The magistracy has roughly 29,000 members and probation trusts nearly 12,000 probation officers and probation service workers, though these are slightly old figures-about 18 months old. These are dynamic institutions doing difficult, highly skilled, professional work, where change is an essential part of the progress. They must have a basic statutory basis on which to conduct their business and keep up to speed with each other. To leave it to a voluntary local effort is simply not in the nature of these national bodies. It is important that all magistrates-not just some eager ones-know what their local probation service is doing. Such is the pace of change that contact must be regular in order for everyone to be up to speed. Both parties in this area agree with that. For sentencers, this is important to be able to make properly informed disposals. Custody should never be used because a sentencer is not aware of a programme or a service which could have been a better alternative. This is sometimes tragically still the case today. While the pre-sentence report and information leaflets give a flavour, there is absolutely nothing to match or beat seeing and talking to the providers and the offenders. Quite simply, seeing is believing. This is not rocket science.

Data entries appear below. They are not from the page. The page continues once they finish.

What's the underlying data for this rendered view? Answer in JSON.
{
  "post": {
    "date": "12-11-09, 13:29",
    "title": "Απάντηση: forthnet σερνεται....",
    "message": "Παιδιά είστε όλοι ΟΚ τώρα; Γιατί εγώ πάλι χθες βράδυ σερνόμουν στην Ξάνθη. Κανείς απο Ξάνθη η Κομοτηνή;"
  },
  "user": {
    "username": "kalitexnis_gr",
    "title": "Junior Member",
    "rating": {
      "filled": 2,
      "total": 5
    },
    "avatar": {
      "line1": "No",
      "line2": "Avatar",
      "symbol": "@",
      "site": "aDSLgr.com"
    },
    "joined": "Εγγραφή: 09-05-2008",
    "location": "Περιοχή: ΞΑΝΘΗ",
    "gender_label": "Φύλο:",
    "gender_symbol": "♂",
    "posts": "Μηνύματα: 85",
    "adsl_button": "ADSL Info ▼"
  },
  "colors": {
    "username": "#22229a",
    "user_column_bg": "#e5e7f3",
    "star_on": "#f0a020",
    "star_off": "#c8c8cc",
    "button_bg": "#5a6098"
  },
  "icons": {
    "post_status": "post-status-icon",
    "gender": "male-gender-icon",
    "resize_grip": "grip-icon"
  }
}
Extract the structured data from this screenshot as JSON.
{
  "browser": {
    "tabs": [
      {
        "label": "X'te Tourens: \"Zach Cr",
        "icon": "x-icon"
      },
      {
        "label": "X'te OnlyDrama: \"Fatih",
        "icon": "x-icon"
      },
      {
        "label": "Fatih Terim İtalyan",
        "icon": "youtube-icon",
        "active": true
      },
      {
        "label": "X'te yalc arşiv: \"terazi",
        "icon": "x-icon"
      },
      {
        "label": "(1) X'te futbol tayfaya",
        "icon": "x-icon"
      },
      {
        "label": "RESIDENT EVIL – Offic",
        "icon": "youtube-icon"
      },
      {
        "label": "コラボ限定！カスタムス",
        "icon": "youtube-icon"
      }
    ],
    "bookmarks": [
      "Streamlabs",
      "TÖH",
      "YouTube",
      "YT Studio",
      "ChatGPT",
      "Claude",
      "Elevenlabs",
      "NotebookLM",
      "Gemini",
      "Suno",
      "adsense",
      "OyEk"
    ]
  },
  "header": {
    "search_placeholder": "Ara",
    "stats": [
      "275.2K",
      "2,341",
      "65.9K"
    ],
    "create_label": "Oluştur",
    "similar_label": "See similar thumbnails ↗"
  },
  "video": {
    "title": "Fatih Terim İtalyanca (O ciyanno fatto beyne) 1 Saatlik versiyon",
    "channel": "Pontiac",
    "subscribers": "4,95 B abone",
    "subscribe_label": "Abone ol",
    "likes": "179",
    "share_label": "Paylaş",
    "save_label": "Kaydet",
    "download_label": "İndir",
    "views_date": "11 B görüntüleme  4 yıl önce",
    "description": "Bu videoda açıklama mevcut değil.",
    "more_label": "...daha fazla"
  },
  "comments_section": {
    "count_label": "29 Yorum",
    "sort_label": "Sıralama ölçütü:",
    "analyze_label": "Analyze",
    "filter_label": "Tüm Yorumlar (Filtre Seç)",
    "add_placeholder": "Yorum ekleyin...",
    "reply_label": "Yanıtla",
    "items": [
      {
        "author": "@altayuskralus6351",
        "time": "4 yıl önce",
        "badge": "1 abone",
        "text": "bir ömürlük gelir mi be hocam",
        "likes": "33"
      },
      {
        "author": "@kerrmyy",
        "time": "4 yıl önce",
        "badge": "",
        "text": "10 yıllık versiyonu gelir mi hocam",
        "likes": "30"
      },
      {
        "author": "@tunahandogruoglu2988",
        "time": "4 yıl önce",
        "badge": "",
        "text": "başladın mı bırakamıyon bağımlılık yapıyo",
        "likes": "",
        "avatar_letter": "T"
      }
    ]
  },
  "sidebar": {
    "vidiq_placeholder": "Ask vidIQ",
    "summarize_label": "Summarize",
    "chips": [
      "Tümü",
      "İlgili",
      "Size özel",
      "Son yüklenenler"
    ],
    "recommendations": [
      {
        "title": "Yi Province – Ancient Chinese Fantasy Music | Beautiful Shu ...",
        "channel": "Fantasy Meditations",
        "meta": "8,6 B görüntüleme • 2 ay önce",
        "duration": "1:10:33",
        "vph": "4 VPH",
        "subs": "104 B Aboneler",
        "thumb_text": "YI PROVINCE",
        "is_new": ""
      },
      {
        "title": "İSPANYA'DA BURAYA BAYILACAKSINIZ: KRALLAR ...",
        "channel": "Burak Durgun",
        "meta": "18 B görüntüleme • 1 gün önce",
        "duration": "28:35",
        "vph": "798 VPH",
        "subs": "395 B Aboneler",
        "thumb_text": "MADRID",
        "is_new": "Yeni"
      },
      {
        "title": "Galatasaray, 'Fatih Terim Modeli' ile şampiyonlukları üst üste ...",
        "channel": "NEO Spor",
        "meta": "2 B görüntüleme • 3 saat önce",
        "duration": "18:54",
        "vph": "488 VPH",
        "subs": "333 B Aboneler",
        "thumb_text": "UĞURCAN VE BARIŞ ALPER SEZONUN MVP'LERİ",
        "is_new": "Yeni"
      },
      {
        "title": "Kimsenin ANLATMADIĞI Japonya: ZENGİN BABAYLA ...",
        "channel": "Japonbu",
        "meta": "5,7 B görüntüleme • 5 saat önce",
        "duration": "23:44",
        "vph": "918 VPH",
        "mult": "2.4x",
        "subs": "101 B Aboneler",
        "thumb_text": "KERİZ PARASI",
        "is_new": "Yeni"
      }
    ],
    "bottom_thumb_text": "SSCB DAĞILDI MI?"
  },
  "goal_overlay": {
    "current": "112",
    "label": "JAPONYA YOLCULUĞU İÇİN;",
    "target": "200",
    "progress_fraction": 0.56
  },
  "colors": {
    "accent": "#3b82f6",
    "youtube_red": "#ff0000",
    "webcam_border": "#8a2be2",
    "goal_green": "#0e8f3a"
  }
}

In Committee, the Minister said,

"unless we have public confidence in non-custodial sentences we will have criticism of them. We have to win that public confidence".-[Hansard, 7/2/12; col. 170.]

How right he is. Where do we start? We start with the sentencers themselves, whose use of them will justify and develop confidence. As their own confidence grows, the more they learn. My noble friend also said that he was not aware of any obstacles to magistrates making regular visits. He is quite right; there are no obstacles. However, we need more than a mere desirable aspiration; we need a requirement, if all concerned are to understand the importance of visits and keeping abreast of current provision. I referred to the senior presiding judge's recently revised protocol in Committee, which sets out voluntary arrangements for probation trusts, courts and magistrates. However, I am told by the Magistrates' Association itself that, even where relations are very good, the involvement of all magistrates is "rarely achieved" and "aspirational".

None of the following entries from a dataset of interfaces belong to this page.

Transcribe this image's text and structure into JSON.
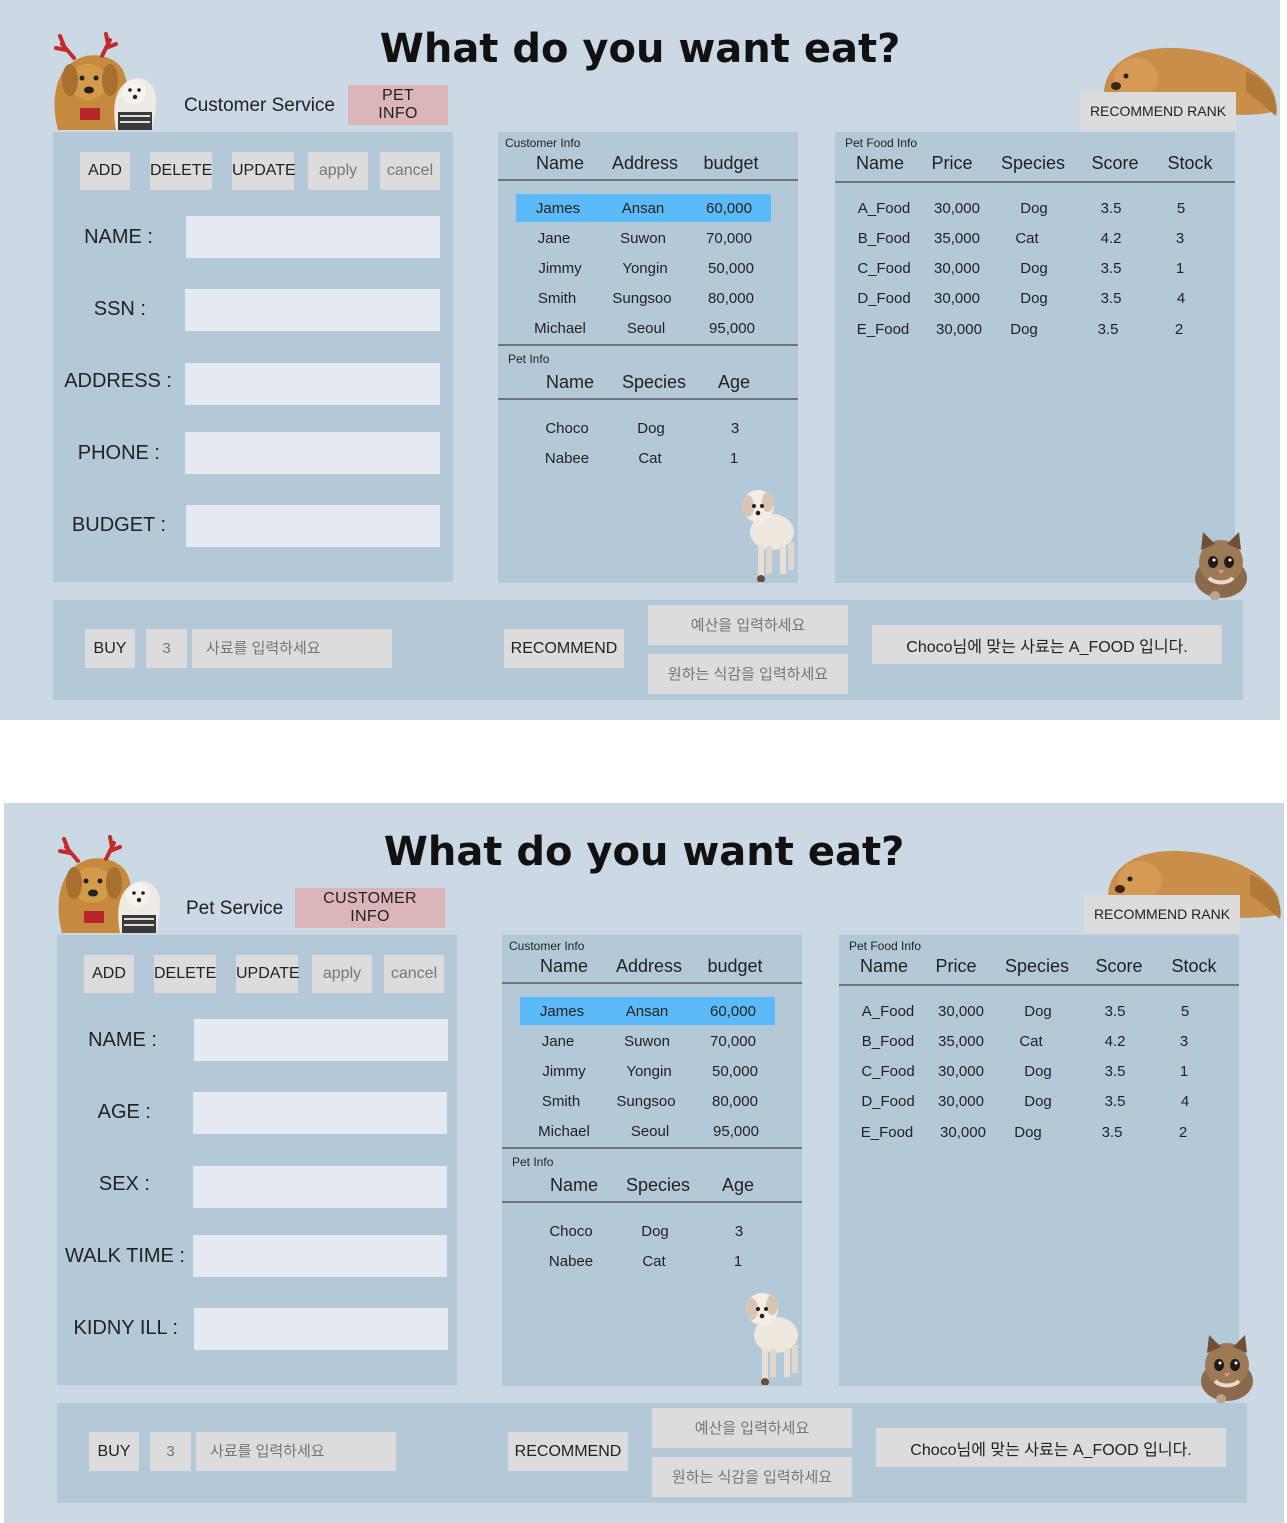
{
  "colors": {
    "background": "#cad9e3",
    "panel": "#b4c9d8",
    "switch_button": "#dcb5b8",
    "selected_row": "#5bbbf8",
    "button": "#dcdcdc",
    "input": "#e4eaf0"
  },
  "screens": [
    {
      "title": "What do you want eat?",
      "service_label": "Customer Service",
      "switch_button": "PET INFO",
      "rank_button": "RECOMMEND RANK",
      "toolbar": {
        "add": "ADD",
        "delete": "DELETE",
        "update": "UPDATE",
        "apply": "apply",
        "cancel": "cancel"
      },
      "fields": [
        "NAME :",
        "SSN :",
        "ADDRESS :",
        "PHONE :",
        "BUDGET :"
      ]
    },
    {
      "title": "What do you want eat?",
      "service_label": "Pet Service",
      "switch_button": "CUSTOMER INFO",
      "rank_button": "RECOMMEND RANK",
      "toolbar": {
        "add": "ADD",
        "delete": "DELETE",
        "update": "UPDATE",
        "apply": "apply",
        "cancel": "cancel"
      },
      "fields": [
        "NAME :",
        "AGE :",
        "SEX :",
        "WALK TIME :",
        "KIDNY ILL :"
      ]
    }
  ],
  "customer_info": {
    "caption": "Customer Info",
    "headers": [
      "Name",
      "Address",
      "budget"
    ],
    "rows": [
      [
        "James",
        "Ansan",
        "60,000"
      ],
      [
        "Jane",
        "Suwon",
        "70,000"
      ],
      [
        "Jimmy",
        "Yongin",
        "50,000"
      ],
      [
        "Smith",
        "Sungsoo",
        "80,000"
      ],
      [
        "Michael",
        "Seoul",
        "95,000"
      ]
    ]
  },
  "pet_info": {
    "caption": "Pet Info",
    "headers": [
      "Name",
      "Species",
      "Age"
    ],
    "rows": [
      [
        "Choco",
        "Dog",
        "3"
      ],
      [
        "Nabee",
        "Cat",
        "1"
      ]
    ]
  },
  "pet_food_info": {
    "caption": "Pet Food Info",
    "headers": [
      "Name",
      "Price",
      "Species",
      "Score",
      "Stock"
    ],
    "rows": [
      [
        "A_Food",
        "30,000",
        "Dog",
        "3.5",
        "5"
      ],
      [
        "B_Food",
        "35,000",
        "Cat",
        "4.2",
        "3"
      ],
      [
        "C_Food",
        "30,000",
        "Dog",
        "3.5",
        "1"
      ],
      [
        "D_Food",
        "30,000",
        "Dog",
        "3.5",
        "4"
      ],
      [
        "E_Food",
        "30,000",
        "Dog",
        "3.5",
        "2"
      ]
    ]
  },
  "bottom": {
    "buy": "BUY",
    "quantity": "3",
    "food_placeholder": "사료를 입력하세요",
    "recommend": "RECOMMEND",
    "budget_placeholder": "예산을 입력하세요",
    "texture_placeholder": "원하는 식감을 입력하세요",
    "result": "Choco님에 맞는 사료는 A_FOOD  입니다."
  }
}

Lastly, magistrates' expenses have in the past been a thorny issue. Expenses stopped in 2000 when liaison ceased to be statutory. I have already referred to the extraordinary and voluntary commitment of time, effort, skill and responsibility-on every level-of magistrates to their role on behalf of us all. These visits represent training over and above their duties and commitment. It seems petty and short sighted in the extreme to begrudge a bus or train fare, or petrol, to go and learn about a programme, which, if understood and then used, will save the community that proportion of the annual £40,000 cost of each prison sentence and will significantly increase the chances of reducing reoffending at a fraction of the cost while making our communities safer. That is an achievement which I think goes beyond price. My noble friend the Minister told us in Committee that Her Majesty's Courts and Tribunals Service was "looking at" this issue, which suggests at least a recognition of the right way to proceed and where its duty lies. I hope I am right about that.

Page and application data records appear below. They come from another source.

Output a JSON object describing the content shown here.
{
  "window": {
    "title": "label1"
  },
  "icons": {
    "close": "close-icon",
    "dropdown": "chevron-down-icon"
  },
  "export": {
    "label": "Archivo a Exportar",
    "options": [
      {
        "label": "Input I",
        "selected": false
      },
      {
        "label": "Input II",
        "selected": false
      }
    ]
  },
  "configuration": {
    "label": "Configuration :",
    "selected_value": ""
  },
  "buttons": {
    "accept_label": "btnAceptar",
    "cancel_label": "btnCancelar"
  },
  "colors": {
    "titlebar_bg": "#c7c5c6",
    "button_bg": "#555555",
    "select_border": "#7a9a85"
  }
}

I believe that this proposed new clause is what the Bill needs really to succeed in its admirable core adjective. I know that my noble friend is expected to make no concessions beyond those already agreed but I also know that it is possible to keep her heart and mind open to argument-otherwise, what are we all doing here? My case is that this simple new clause is not an amendment to anything already in the Bill but would add something which endorses it and ensures that what it stands for is achieved: namely, a safer, more civilised society with less reoffending as a result of less imprisonment and more community disposals. I commend the new clause to the House.